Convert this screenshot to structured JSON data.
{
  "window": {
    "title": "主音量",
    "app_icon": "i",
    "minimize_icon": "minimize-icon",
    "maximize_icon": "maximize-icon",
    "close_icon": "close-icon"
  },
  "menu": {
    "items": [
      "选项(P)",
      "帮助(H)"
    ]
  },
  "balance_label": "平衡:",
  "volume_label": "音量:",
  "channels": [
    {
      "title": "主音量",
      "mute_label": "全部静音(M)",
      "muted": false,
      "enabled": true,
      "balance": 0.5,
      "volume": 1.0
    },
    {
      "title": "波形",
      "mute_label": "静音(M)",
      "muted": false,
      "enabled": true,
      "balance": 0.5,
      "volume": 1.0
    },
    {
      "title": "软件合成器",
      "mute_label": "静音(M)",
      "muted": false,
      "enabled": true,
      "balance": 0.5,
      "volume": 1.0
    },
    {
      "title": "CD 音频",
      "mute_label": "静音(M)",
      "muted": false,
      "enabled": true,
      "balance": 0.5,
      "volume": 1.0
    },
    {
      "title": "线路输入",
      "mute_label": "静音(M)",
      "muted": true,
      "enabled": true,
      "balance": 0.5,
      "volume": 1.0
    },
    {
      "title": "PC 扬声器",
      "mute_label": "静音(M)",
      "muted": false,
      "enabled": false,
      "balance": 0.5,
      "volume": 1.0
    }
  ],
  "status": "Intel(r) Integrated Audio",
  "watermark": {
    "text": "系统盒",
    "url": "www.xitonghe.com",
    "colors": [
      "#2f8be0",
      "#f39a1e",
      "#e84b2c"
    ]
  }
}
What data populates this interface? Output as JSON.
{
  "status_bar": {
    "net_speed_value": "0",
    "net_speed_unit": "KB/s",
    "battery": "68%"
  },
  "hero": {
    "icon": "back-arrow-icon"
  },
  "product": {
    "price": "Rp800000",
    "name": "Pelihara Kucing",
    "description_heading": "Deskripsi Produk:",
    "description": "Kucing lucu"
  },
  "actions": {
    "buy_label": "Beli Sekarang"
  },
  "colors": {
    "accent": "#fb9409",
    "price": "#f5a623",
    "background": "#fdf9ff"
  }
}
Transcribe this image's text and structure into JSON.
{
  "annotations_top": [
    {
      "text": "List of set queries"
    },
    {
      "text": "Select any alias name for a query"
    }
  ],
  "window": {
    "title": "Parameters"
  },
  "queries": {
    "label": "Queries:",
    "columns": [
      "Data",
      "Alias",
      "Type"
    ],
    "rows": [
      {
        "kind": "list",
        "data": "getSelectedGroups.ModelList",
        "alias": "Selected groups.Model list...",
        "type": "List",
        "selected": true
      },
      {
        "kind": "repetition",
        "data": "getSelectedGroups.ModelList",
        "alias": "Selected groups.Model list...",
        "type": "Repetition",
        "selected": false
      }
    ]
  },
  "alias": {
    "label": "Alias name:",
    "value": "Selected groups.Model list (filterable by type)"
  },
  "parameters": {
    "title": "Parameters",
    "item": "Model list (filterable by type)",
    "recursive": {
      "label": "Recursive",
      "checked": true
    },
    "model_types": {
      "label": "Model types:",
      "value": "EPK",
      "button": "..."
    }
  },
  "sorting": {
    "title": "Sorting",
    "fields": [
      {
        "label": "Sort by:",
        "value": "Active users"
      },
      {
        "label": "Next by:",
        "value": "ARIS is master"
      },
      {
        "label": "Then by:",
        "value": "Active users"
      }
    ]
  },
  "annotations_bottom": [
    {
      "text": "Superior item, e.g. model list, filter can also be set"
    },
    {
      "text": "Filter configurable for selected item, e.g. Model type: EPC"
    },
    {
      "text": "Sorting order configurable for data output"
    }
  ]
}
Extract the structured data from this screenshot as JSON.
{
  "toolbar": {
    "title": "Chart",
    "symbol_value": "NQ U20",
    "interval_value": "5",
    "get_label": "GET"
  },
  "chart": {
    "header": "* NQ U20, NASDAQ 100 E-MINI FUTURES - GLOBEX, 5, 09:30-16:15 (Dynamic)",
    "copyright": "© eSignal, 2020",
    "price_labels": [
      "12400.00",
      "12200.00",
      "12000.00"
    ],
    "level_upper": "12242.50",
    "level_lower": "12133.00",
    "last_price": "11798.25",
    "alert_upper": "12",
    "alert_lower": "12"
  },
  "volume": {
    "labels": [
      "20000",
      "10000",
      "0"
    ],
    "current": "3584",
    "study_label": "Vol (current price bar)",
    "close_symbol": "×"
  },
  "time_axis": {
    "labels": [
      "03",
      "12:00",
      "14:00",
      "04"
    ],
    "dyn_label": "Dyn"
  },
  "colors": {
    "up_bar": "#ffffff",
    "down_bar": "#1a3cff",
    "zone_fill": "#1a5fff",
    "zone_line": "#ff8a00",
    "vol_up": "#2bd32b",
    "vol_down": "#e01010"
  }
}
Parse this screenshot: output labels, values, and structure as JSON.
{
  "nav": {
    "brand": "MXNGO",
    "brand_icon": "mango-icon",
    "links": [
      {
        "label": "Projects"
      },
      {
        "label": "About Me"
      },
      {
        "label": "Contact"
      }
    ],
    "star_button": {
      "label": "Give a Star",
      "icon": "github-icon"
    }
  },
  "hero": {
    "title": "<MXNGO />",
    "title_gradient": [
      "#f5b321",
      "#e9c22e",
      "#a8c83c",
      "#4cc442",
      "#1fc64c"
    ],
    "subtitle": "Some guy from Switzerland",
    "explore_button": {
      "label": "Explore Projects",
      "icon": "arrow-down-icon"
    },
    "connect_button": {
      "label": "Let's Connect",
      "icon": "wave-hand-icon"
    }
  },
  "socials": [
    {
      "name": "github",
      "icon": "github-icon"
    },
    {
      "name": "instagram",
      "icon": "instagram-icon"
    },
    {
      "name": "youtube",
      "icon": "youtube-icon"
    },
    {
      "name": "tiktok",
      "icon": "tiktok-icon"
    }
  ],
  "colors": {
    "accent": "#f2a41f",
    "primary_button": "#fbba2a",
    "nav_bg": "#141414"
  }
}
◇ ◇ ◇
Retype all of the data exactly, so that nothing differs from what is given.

### Finished task
Convert this screenshot to structured JSON data.
{
  "window": {
    "title": "主音量",
    "app_icon": "i",
    "minimize_icon": "minimize-icon",
    "maximize_icon": "maximize-icon",
    "close_icon": "close-icon"
  },
  "menu": {
    "items": [
      "选项(P)",
      "帮助(H)"
    ]
  },
  "balance_label": "平衡:",
  "volume_label": "音量:",
  "channels": [
    {
      "title": "主音量",
      "mute_label": "全部静音(M)",
      "muted": false,
      "enabled": true,
      "balance": 0.5,
      "volume": 1.0
    },
    {
      "title": "波形",
      "mute_label": "静音(M)",
      "muted": false,
      "enabled": true,
      "balance": 0.5,
      "volume": 1.0
    },
    {
      "title": "软件合成器",
      "mute_label": "静音(M)",
      "muted": false,
      "enabled": true,
      "balance": 0.5,
      "volume": 1.0
    },
    {
      "title": "CD 音频",
      "mute_label": "静音(M)",
      "muted": false,
      "enabled": true,
      "balance": 0.5,
      "volume": 1.0
    },
    {
      "title": "线路输入",
      "mute_label": "静音(M)",
      "muted": true,
      "enabled": true,
      "balance": 0.5,
      "volume": 1.0
    },
    {
      "title": "PC 扬声器",
      "mute_label": "静音(M)",
      "muted": false,
      "enabled": false,
      "balance": 0.5,
      "volume": 1.0
    }
  ],
  "status": "Intel(r) Integrated Audio",
  "watermark": {
    "text": "系统盒",
    "url": "www.xitonghe.com",
    "colors": [
      "#2f8be0",
      "#f39a1e",
      "#e84b2c"
    ]
  }
}
What data populates this interface? Output as JSON.
{
  "status_bar": {
    "net_speed_value": "0",
    "net_speed_unit": "KB/s",
    "battery": "68%"
  },
  "hero": {
    "icon": "back-arrow-icon"
  },
  "product": {
    "price": "Rp800000",
    "name": "Pelihara Kucing",
    "description_heading": "Deskripsi Produk:",
    "description": "Kucing lucu"
  },
  "actions": {
    "buy_label": "Beli Sekarang"
  },
  "colors": {
    "accent": "#fb9409",
    "price": "#f5a623",
    "background": "#fdf9ff"
  }
}
Transcribe this image's text and structure into JSON.
{
  "annotations_top": [
    {
      "text": "List of set queries"
    },
    {
      "text": "Select any alias name for a query"
    }
  ],
  "window": {
    "title": "Parameters"
  },
  "queries": {
    "label": "Queries:",
    "columns": [
      "Data",
      "Alias",
      "Type"
    ],
    "rows": [
      {
        "kind": "list",
        "data": "getSelectedGroups.ModelList",
        "alias": "Selected groups.Model list...",
        "type": "List",
        "selected": true
      },
      {
        "kind": "repetition",
        "data": "getSelectedGroups.ModelList",
        "alias": "Selected groups.Model list...",
        "type": "Repetition",
        "selected": false
      }
    ]
  },
  "alias": {
    "label": "Alias name:",
    "value": "Selected groups.Model list (filterable by type)"
  },
  "parameters": {
    "title": "Parameters",
    "item": "Model list (filterable by type)",
    "recursive": {
      "label": "Recursive",
      "checked": true
    },
    "model_types": {
      "label": "Model types:",
      "value": "EPK",
      "button": "..."
    }
  },
  "sorting": {
    "title": "Sorting",
    "fields": [
      {
        "label": "Sort by:",
        "value": "Active users"
      },
      {
        "label": "Next by:",
        "value": "ARIS is master"
      },
      {
        "label": "Then by:",
        "value": "Active users"
      }
    ]
  },
  "annotations_bottom": [
    {
      "text": "Superior item, e.g. model list, filter can also be set"
    },
    {
      "text": "Filter configurable for selected item, e.g. Model type: EPC"
    },
    {
      "text": "Sorting order configurable for data output"
    }
  ]
}
Extract the structured data from this screenshot as JSON.
{
  "toolbar": {
    "title": "Chart",
    "symbol_value": "NQ U20",
    "interval_value": "5",
    "get_label": "GET"
  },
  "chart": {
    "header": "* NQ U20, NASDAQ 100 E-MINI FUTURES - GLOBEX, 5, 09:30-16:15 (Dynamic)",
    "copyright": "© eSignal, 2020",
    "price_labels": [
      "12400.00",
      "12200.00",
      "12000.00"
    ],
    "level_upper": "12242.50",
    "level_lower": "12133.00",
    "last_price": "11798.25",
    "alert_upper": "12",
    "alert_lower": "12"
  },
  "volume": {
    "labels": [
      "20000",
      "10000",
      "0"
    ],
    "current": "3584",
    "study_label": "Vol (current price bar)",
    "close_symbol": "×"
  },
  "time_axis": {
    "labels": [
      "03",
      "12:00",
      "14:00",
      "04"
    ],
    "dyn_label": "Dyn"
  },
  "colors": {
    "up_bar": "#ffffff",
    "down_bar": "#1a3cff",
    "zone_fill": "#1a5fff",
    "zone_line": "#ff8a00",
    "vol_up": "#2bd32b",
    "vol_down": "#e01010"
  }
}
Parse this screenshot: output labels, values, and structure as JSON.
{
  "nav": {
    "brand": "MXNGO",
    "brand_icon": "mango-icon",
    "links": [
      {
        "label": "Projects"
      },
      {
        "label": "About Me"
      },
      {
        "label": "Contact"
      }
    ],
    "star_button": {
      "label": "Give a Star",
      "icon": "github-icon"
    }
  },
  "hero": {
    "title": "<MXNGO />",
    "title_gradient": [
      "#f5b321",
      "#e9c22e",
      "#a8c83c",
      "#4cc442",
      "#1fc64c"
    ],
    "subtitle": "Some guy from Switzerland",
    "explore_button": {
      "label": "Explore Projects",
      "icon": "arrow-down-icon"
    },
    "connect_button": {
      "label": "Let's Connect",
      "icon": "wave-hand-icon"
    }
  },
  "socials": [
    {
      "name": "github",
      "icon": "github-icon"
    },
    {
      "name": "instagram",
      "icon": "instagram-icon"
    },
    {
      "name": "youtube",
      "icon": "youtube-icon"
    },
    {
      "name": "tiktok",
      "icon": "tiktok-icon"
    }
  ],
  "colors": {
    "accent": "#f2a41f",
    "primary_button": "#fbba2a",
    "nav_bg": "#141414"
  }
}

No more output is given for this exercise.